No word on how this will impact the use of words like Tweetup, Twestival, Tweep and every other “tw-” word that springs up around the Twittersphere.


Standardized Phone Charger Would be a Godsend

Europe is doing it right: A group of major cell phone manufacturers that control 90 percent of the market–including Nokia and Sony Ericsson–have backed a European Union standard for phone chargers that would mean that buying a new phone wouldn’t require you to throw out the old charger.

Reuters reports that the standard only applies to data-enabled phones, which are expected to account for half of all phone sales in 2010. European consumers will be able to buy standardized phones that use a micro-USB socket starting next year.

The big question: When is this coming to the United States? Apple has sort of hit on a standard for chargers, given that the iPhone and iPod use the same Dock Connector. But the compatibility ends once you leave the Apple family of mobile devices. (And isn’t universal even with Apple gadgets: Recent iPhones and iPods don’t work with older car chargers.)

Why can’t others agree to use the same charger technology? Money is obviously part of it. The cell phone companies and stores have to love socking customers with a new $35 car charger every time they buy a new phone. But wouldn’t the goodwill of coming up with an environmentally friendly system go a lot further with customers?

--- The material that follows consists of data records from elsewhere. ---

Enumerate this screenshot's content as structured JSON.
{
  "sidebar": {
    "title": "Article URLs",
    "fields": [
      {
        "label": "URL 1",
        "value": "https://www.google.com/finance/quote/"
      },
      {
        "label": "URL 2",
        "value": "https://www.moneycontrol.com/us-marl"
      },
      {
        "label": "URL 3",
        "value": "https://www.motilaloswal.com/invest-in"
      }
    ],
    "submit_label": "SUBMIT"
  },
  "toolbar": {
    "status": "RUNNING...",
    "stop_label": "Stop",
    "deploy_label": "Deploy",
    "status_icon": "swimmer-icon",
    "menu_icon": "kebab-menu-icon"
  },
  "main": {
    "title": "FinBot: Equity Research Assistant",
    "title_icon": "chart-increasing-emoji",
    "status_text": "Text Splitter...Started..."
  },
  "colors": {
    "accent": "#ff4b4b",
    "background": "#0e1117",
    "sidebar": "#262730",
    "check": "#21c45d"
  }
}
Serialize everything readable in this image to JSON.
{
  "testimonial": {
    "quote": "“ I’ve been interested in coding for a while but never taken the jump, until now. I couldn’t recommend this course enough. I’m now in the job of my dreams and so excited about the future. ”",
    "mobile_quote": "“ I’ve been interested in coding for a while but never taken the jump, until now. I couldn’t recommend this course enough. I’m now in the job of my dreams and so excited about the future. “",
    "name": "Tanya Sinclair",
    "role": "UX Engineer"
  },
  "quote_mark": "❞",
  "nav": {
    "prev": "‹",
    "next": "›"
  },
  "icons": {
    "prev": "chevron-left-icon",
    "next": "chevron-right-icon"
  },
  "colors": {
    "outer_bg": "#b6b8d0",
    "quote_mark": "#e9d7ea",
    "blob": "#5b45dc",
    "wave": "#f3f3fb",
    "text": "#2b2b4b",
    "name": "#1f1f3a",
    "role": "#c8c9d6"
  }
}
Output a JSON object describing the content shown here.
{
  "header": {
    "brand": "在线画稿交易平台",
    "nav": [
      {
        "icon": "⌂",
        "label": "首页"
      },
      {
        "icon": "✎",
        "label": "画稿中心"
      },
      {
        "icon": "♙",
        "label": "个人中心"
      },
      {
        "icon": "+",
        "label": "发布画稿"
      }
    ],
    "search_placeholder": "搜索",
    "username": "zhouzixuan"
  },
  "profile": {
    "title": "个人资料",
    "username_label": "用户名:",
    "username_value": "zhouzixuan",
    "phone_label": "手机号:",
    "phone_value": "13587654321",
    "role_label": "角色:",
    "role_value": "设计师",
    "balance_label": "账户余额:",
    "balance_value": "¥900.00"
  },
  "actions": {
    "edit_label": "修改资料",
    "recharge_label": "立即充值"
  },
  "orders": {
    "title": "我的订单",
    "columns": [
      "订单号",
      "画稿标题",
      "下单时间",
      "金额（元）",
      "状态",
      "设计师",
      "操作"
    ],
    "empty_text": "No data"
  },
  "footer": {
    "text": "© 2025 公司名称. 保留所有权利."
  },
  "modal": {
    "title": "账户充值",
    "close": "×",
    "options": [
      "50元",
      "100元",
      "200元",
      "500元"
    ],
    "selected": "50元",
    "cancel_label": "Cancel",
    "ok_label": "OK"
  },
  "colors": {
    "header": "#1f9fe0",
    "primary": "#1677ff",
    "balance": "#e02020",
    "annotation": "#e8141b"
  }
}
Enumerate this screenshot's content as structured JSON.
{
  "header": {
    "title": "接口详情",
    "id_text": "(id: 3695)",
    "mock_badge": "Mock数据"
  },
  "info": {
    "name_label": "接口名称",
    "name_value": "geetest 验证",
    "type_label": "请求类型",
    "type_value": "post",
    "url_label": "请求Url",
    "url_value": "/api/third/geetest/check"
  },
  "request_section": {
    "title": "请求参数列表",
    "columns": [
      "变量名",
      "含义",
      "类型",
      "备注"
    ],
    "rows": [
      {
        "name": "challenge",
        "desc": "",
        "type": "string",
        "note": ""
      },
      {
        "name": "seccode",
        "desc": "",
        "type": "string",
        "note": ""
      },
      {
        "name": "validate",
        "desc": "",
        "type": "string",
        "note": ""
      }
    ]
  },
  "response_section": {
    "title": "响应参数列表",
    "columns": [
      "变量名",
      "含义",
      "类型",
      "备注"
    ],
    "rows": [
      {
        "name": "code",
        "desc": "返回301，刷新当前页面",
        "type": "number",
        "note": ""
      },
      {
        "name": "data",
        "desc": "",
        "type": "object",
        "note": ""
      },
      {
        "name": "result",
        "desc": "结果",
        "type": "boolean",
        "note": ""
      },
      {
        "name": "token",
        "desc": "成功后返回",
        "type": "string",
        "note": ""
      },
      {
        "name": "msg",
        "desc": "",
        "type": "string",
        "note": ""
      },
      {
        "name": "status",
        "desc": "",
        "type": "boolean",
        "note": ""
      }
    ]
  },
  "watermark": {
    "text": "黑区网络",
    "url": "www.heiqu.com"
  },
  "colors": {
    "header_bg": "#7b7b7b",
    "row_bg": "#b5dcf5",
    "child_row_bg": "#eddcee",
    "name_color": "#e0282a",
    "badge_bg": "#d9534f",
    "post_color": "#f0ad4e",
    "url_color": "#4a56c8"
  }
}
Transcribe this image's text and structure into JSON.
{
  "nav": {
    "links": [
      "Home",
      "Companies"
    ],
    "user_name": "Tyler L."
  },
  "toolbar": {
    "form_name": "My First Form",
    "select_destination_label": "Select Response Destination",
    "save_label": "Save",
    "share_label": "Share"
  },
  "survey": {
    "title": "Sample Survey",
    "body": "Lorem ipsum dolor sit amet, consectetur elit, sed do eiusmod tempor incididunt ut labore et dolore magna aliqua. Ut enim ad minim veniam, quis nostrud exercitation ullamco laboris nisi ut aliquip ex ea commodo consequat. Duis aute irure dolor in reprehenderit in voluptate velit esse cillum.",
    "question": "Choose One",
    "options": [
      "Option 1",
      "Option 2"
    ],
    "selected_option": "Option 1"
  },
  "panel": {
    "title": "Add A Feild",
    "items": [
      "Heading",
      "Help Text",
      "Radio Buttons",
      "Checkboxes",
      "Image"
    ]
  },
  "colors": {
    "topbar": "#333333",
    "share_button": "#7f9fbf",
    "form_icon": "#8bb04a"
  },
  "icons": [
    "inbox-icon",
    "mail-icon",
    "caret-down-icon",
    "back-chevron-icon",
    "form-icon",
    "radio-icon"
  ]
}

Imagine not having to dig through a drawer full of cords, trying to find the right one that fits your phone. Or when a out of town guest visits and forgets their own charger, you’d easily be able to share. Hopefully the EU movement will spread quickly on this side of the pond.